What To Learn Before A Building Burns

The size-up of a building and the surrounding properties must start when site plans for the construction of a building are submitted to building officials or the fire department, or both, for approval. Once it's built, a structure must be reviewed as often as possible, namely through on-site fire department drills.

The presence of heavy timber bowstring truss roof construction must be identified before a fire. If present, this should automatically be considered a "weak" structural element in a fire situation. Initial fire suppression tactics must be adjusted accordingly to provide the greatest safety for firefighters along with increasing the chances to successfully "head off" a fire in this type of building.

Rockland County Blaze Claims Lives Of Firefighter & Son

Photo by Michael Crean

Blauvelt, NY, Firefighter Albert J. DeFlumere Jr. died while trying to rescue his 6-year-old son, Matthew, from their burning home on Oct. 26, 1996. DeFlumere, 49, a 31-year member of the Blauvelt Volunteer Fire Company in Rockland County, had just taken his wife and two other sons through a bedroom window when he returned for Matthew. The father and son were found holding each each other about a foot from a window. The early-morning fire destroyed the two-story building that housed the family's apartment and a restaurant.

Firefighters Battle Flames, Frigid Temperatures At Quick-Oil-Change Shop Fire

At 2:52 P.M. on the 10-degree afternoon of Sunday, Jan. 19, 1997, the Spring Valley, NY, Volunteer Fire Department responded to an activated automatic fire alarm at an automotive quick oil change service center on Route 59.

Upon arrival, firefighters under the command of Chief Robert J. Schultz encountered a heavy concentration of smoke emanating from the top and side roof vents of the one-story, 70-by-30-foot, peaked-roof building. Initially, a two-inch handline was operated from the fixed attic staircase inside the building. Several other handlines also were positioned as members performed roof ventilation operations and attempted to open the ceiling below to expose the fire. Primary and secondary searches were conducted and proved negative. At the time the fire broke out, four employees and one customer were in the building and escaped safely as soon as they smelled smoke. The one vehicle that was inside was driven out of the building by an employee.

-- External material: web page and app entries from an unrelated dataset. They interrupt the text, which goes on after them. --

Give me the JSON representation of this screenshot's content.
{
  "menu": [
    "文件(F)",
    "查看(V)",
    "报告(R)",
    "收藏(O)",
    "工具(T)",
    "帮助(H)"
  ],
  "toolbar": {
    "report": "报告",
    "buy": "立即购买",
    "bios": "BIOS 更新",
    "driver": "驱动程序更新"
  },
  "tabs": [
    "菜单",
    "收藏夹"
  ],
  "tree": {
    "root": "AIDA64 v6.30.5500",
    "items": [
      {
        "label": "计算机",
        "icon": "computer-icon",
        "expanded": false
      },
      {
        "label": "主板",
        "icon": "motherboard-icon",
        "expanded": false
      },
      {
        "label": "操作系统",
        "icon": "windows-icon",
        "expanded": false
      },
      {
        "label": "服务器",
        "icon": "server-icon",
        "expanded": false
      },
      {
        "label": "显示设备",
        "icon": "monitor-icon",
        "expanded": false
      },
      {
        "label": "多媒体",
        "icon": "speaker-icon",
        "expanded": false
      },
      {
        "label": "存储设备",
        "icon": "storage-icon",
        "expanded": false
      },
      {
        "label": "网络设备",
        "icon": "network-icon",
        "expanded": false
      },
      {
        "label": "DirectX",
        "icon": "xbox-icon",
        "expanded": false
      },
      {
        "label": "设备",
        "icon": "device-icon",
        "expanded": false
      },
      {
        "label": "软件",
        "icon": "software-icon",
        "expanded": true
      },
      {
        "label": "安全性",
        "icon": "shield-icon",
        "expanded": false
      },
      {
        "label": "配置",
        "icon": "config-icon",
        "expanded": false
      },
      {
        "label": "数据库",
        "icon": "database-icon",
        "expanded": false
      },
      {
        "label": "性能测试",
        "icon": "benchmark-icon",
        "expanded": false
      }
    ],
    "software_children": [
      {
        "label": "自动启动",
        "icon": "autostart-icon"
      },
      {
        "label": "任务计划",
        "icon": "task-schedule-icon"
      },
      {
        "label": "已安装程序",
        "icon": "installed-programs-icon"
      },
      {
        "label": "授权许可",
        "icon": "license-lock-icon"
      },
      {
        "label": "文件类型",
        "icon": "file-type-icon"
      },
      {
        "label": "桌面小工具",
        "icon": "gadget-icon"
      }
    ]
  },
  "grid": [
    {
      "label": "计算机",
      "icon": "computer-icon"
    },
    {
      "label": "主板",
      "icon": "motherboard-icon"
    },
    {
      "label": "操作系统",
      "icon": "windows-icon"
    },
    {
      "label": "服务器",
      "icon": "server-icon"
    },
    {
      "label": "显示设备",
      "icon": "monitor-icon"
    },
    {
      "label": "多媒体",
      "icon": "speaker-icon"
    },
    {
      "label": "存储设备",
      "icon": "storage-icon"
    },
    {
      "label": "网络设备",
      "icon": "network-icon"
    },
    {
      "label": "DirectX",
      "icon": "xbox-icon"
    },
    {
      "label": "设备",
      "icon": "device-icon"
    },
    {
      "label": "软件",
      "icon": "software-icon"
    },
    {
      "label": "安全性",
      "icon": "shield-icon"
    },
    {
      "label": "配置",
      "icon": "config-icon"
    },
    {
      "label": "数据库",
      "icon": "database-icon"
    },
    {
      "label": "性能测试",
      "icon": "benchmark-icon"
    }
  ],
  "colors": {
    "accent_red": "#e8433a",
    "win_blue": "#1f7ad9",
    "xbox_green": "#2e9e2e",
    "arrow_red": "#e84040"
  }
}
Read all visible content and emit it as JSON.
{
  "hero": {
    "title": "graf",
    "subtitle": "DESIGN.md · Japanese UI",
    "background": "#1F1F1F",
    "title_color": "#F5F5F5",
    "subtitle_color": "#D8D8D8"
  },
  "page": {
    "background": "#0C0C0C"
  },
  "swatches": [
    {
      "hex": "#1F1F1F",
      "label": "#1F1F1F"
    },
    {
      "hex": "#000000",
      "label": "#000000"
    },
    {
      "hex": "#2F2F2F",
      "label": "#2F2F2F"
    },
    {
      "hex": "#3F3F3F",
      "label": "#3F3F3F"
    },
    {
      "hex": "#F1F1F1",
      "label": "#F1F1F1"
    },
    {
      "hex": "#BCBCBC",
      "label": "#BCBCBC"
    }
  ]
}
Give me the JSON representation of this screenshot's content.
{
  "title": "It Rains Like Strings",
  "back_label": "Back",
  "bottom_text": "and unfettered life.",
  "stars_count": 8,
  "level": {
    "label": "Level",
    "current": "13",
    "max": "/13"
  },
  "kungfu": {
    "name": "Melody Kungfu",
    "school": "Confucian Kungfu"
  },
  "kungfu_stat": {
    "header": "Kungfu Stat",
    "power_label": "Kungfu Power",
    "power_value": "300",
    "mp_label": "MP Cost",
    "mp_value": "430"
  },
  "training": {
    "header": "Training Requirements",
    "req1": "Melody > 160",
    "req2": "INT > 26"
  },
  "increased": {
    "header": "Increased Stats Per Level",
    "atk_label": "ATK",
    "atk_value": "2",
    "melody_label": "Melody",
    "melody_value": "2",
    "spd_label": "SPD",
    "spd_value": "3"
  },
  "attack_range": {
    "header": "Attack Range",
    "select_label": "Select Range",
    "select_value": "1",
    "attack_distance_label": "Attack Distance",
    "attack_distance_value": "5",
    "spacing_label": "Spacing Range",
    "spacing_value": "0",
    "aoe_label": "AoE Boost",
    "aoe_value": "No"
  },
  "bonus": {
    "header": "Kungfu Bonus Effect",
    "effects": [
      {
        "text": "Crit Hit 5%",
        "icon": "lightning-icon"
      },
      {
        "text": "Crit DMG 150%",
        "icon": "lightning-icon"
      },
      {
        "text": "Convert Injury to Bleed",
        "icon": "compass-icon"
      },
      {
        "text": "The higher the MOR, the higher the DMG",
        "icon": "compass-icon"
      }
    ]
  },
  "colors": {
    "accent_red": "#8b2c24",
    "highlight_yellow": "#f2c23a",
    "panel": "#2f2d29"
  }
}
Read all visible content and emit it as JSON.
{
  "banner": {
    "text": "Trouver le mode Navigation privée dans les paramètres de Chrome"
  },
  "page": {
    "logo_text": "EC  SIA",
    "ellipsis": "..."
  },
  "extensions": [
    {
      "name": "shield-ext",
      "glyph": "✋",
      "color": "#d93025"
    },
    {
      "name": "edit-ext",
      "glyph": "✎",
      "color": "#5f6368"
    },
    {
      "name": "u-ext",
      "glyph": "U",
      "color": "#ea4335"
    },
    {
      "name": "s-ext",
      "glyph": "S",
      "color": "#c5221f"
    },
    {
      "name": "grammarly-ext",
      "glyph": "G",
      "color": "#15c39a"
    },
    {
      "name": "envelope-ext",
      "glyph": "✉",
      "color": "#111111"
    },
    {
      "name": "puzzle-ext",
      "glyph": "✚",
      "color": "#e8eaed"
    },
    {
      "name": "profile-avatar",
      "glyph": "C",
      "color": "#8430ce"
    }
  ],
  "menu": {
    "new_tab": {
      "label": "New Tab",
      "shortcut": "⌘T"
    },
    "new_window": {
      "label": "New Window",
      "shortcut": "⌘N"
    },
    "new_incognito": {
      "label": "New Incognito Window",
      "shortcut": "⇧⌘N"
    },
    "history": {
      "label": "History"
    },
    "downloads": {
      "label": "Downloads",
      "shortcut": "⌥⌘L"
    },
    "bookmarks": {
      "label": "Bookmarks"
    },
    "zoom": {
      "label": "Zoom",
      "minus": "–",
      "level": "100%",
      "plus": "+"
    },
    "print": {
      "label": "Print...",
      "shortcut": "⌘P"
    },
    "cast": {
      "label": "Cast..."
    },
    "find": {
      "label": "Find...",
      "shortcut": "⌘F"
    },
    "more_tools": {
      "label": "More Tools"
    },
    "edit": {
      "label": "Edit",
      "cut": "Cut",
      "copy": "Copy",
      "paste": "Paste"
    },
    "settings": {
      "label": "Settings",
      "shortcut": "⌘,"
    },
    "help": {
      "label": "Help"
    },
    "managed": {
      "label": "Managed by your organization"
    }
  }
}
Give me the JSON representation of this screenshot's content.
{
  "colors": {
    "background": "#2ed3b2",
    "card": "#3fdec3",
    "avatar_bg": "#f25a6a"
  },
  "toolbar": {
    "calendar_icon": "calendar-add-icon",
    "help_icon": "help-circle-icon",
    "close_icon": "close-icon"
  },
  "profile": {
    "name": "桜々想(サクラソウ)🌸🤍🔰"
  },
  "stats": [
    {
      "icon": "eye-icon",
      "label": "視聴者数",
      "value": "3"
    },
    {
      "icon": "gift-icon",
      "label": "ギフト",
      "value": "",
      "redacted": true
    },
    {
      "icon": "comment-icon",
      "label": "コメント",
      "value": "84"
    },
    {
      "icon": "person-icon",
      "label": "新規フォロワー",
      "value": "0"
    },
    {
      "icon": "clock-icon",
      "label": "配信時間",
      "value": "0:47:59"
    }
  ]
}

Firefighters working inside had to use extra caution because they were surrounded by petroleum-based products and had to avoid falling into the four large pits (about 15 feet long by four feet wide and five feet deep) in the concrete floor. (The pits were used by the shop's employees to service vehicles.) When heavy fire in the attic caused the roof to begin to collapse, the interior forces were ordered out of the building. Four large-caliber apparatus master streams were then placed into operation to extinguish the fire. The incident was placed under control at 4:45 P.M. and declared over at about 6 o'clock.

The Spring Valley, Nanuet, and Tallman fire departments operated at the scene and the Monsey Fire Department was placed on standby. Sixty firefighters and 12 pieces of apparatus (five engines, two ladders, one rescue, an EMS/rescue, a mask service unit and two chiefs' vehicles) were on scene.

Photo by Jennifer Macgowan
Firefighters gained access to the roof until heavy fire in the attic caused the roof to begin to collapse.

Photo by Jennifer Macgowan
Four large-caliber master streams were needed to knock down the heavy fire.

The fire appears to have started in the attic area but the cause was not immediately determined and was under investigation by the Spring Valley fire inspector and Rockland County Fire Investigation Unit.

Environmental authorities were notified of the fire because there was a large amount of petroleum-based products in the shop but most of the water runoff that may have mixed with the products froze when it reached the exterior, rather than traveling off the premises.